A couple years ago, I saw a fabulous presentation given at The Front End of Innovation conference in Boston by Johnson Controls.  Johnson Controls had conducted research that told them that the property of craftsmanship was something that consumers valued when they evaluated an automotive purchase. Unfortunately, the notion of craftsmanship was not well defined and customers didn’t directly explain what this meant.  Johnson Controls could have ignored the input, or they could have just made up their own definition of craftsmanship.  But they chose to do something really great.  They conducted research to identify specific properties that people use to discern automotive craftsmanship.  This list of visual, aural, tactile, and olfactory cues then was used to develop a system of scoring the property of craftsmanship of a specific item or assembly.  It was a truly inspirational example of digging into customer feedback to better interpret what we are being told.

It is also a good example of why people who fall on the old adage of “the market (or customer) doesn’t know what it wants” have it wrong.  The truth is we often just don’t know how to listen to what the market is telling us.

Another interesting observation in the article is the contrast in behavior of innovators and imitators.  The study found that innovators tend to have less variety in the product lines than imitators.  While the researchers found this result surprising, I don’t.  When you consider the goals of design innovation—unique brand identify, market place differentiation – and the need to recoup the investment in innovations, very wide diversity in the product line doesn’t really map that well to these goals.

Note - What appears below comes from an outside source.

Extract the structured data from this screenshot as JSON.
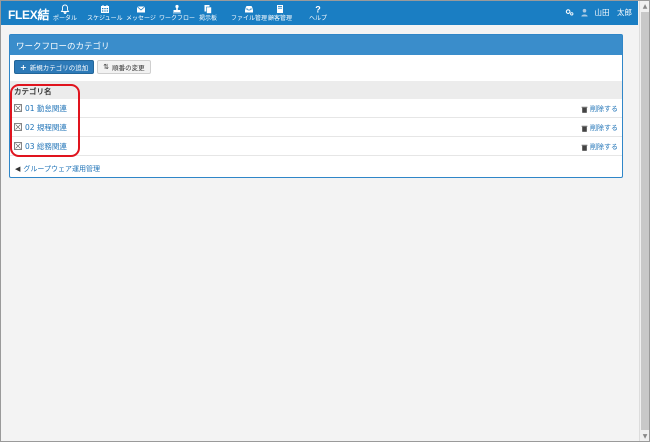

Whether you consider you products or services to be design intensive or not, the lessons from the article are valuable.

[Crossposted from]